But don’t imagine that the Report is a superfluous bureaucratic operation. It is a powerful way of integrating people into the Communist system. The important thing is not the contents, just the fact that the Report exists.
We Soviet people are also trained to take a creative approach to everything. I remember, in this connection, a very instructive event. Our spies in the West stole the drawings of a machine-tool that was intended for very complex and sophisticated operations. At the same time they picked up the machine-tool’s component parts. A special group was formed to get the hang of the machine-tool. The higher-ups were interested in it because the machine-tool was necessary for tank production. They ordered the group to approach its task in a creative and innovatory spirit and in the most economical manner possible. And they certainly innovated. At the first assembly of the machine-tool they found that five of the components were superfluous. The machine-tool worked without them. Once more they took it to bits and put it together again. Now there were ten unnecessary parts. And still the machine-tool worked. Once more they dismantled and reassembled it. Twenty parts too many. But the machine-tool worked.
Somebody voiced the proposition that, after five more dismantlings and reassemblies, the machine-tool would work without any components at all. What a discovery that would be. The members of the group looked suspiciously at this super-economizer. They reported to the management that, as a result of the creative approach, the group had substantially simplified the excessively complicated construction of the machine-tool. From then on the machine-tool began to perform the most elementary and crude operations. After a month it broke down completely, and for good. But by this time the government had lost interest in it. Western firms had begun to sell us parts of tanks ready-made.

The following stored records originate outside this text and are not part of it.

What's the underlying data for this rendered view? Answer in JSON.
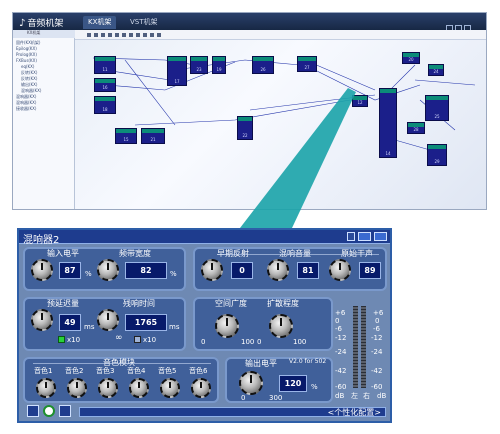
{
  "host": {
    "title_icon": "music-note-icon",
    "title": "音频机架",
    "tabs": [
      "KX机架",
      "VST机架"
    ],
    "tree_header": "KX机架",
    "tree_items": [
      "固件(KX机架)",
      "Epilog(KX)",
      "Prolog(KX)",
      "FXBus(KX)",
      "eq(KX)",
      "反转(KX)",
      "反转(KX)",
      "输出(KX)",
      "混响器(KX)",
      "混响器(KX)",
      "混响器(KX)",
      "接收器(KX)"
    ],
    "block_numbers": [
      "11",
      "16",
      "18",
      "17",
      "23",
      "19",
      "26",
      "27",
      "15",
      "21",
      "22",
      "12",
      "14",
      "20",
      "24",
      "25",
      "28",
      "29"
    ]
  },
  "panel": {
    "title": "混响器2",
    "colors": {
      "bg": "#6e89b3",
      "title": "#1e3c8e",
      "display": "#071a6a",
      "led": "#28d33a"
    },
    "input_level": {
      "label": "输入电平",
      "value": "87",
      "unit": "%"
    },
    "bandwidth": {
      "label": "频带宽度",
      "value": "82",
      "unit": "%"
    },
    "early_reflection": {
      "label": "早期反射",
      "value": "0"
    },
    "reverb_volume": {
      "label": "混响音量",
      "value": "81"
    },
    "dry_sound": {
      "label": "原始干声",
      "value": "89"
    },
    "predelay": {
      "label": "预延迟量",
      "value": "49",
      "unit": "ms",
      "range": "x10"
    },
    "decay_time": {
      "label": "残响时间",
      "value": "1765",
      "unit": "ms",
      "range": "x10",
      "infinity": "∞"
    },
    "room_width": {
      "label": "空间广度",
      "min": "0",
      "max": "100"
    },
    "diffusion": {
      "label": "扩散程度",
      "min": "0",
      "max": "100"
    },
    "tone": {
      "label": "音色模块",
      "knobs": [
        "音色1",
        "音色2",
        "音色3",
        "音色4",
        "音色5",
        "音色6"
      ]
    },
    "output_level": {
      "label": "输出电平",
      "version": "V2.0 for 502",
      "value": "120",
      "unit": "%",
      "min": "0",
      "max": "300"
    },
    "meter": {
      "scale_left": [
        "+6",
        "0",
        "-6",
        "-12",
        "-24",
        "-42",
        "-60",
        "dB"
      ],
      "scale_right": [
        "+6",
        "0",
        "-6",
        "-12",
        "-24",
        "-42",
        "-60",
        "dB"
      ],
      "ch_left": "左",
      "ch_right": "右"
    },
    "preset": "<个性化配置>"
  }
}
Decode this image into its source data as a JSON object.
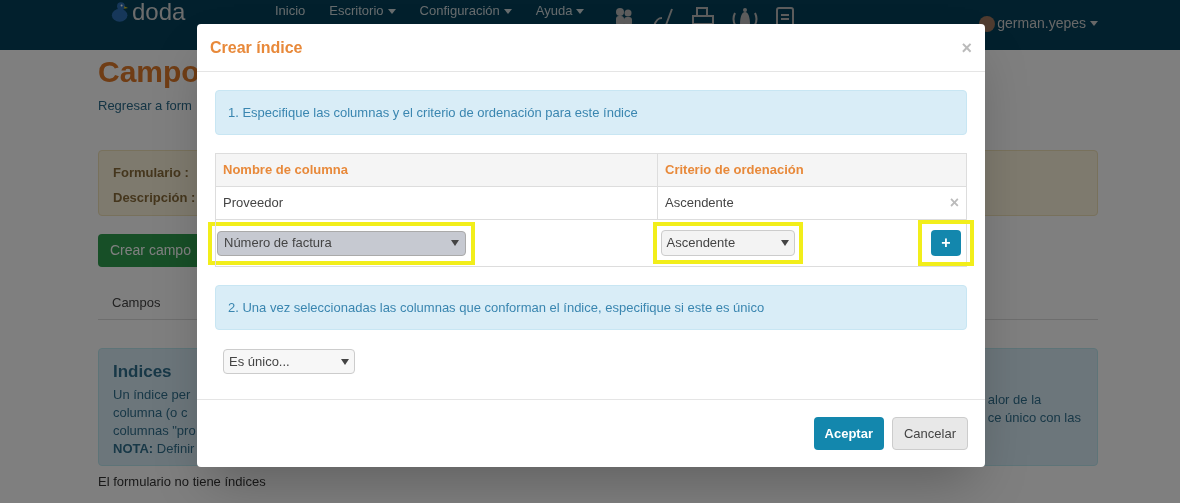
{
  "navbar": {
    "logo": "doda",
    "menu": [
      {
        "label": "Inicio",
        "dropdown": false
      },
      {
        "label": "Escritorio",
        "dropdown": true
      },
      {
        "label": "Configuración",
        "dropdown": true
      },
      {
        "label": "Ayuda",
        "dropdown": true
      }
    ],
    "user": "german.yepes"
  },
  "page": {
    "title": "Campo",
    "back_link": "Regresar a form",
    "form_info": [
      "Formulario :",
      "Descripción :"
    ],
    "create_button": "Crear campo",
    "tabs": [
      {
        "label": "Campos",
        "selected": false
      }
    ],
    "indices_panel": {
      "title": "Indices",
      "lines_left": [
        "Un índice per",
        "columna (o c",
        "columnas \"pro",
        "**NOTA:** Definir"
      ],
      "lines_right": [
        "alor de la",
        "ce único con las"
      ]
    },
    "empty_message": "El formulario no tiene índices"
  },
  "modal": {
    "title": "Crear índice",
    "close": "×",
    "step1": "1. Especifique las columnas y el criterio de ordenación para este índice",
    "columns": [
      "Nombre de columna",
      "Criterio de ordenación"
    ],
    "rows": [
      {
        "column": "Proveedor",
        "order": "Ascendente",
        "remove": "×"
      }
    ],
    "new_row": {
      "column_select": {
        "value": "Número de factura",
        "highlighted": true
      },
      "order_select": {
        "value": "Ascendente",
        "highlighted": true
      },
      "add_button": {
        "label": "+",
        "highlighted": true
      }
    },
    "step2": "2. Una vez seleccionadas las columnas que conforman el índice, especifique si este es único",
    "unique_select": {
      "value": "Es único..."
    },
    "buttons": [
      {
        "label": "Aceptar",
        "kind": "primary"
      },
      {
        "label": "Cancelar",
        "kind": "default"
      }
    ]
  }
}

When they had sent me here, the responsible comrades from the Organs ordered me, among their other parting words, to adopt a creative approach to my mission. As a Soviet man I understood the real meaning of this farewell: Sit quietly and don’t make a nuisance of yourself. And as regards creativity, that is needed only for the Report. The worst possible Report is more interesting than the greatest conceivable achievements if it’s executed with expertise not in the matter that the Report is about but in the really important matter, which is the technique of writing a Report. Here my real life is boredom and gray depression in comparison with a whole heap of things I could say about it. You can imagine what would happen in this world if we all began to write Reports about our sojourn in the other one.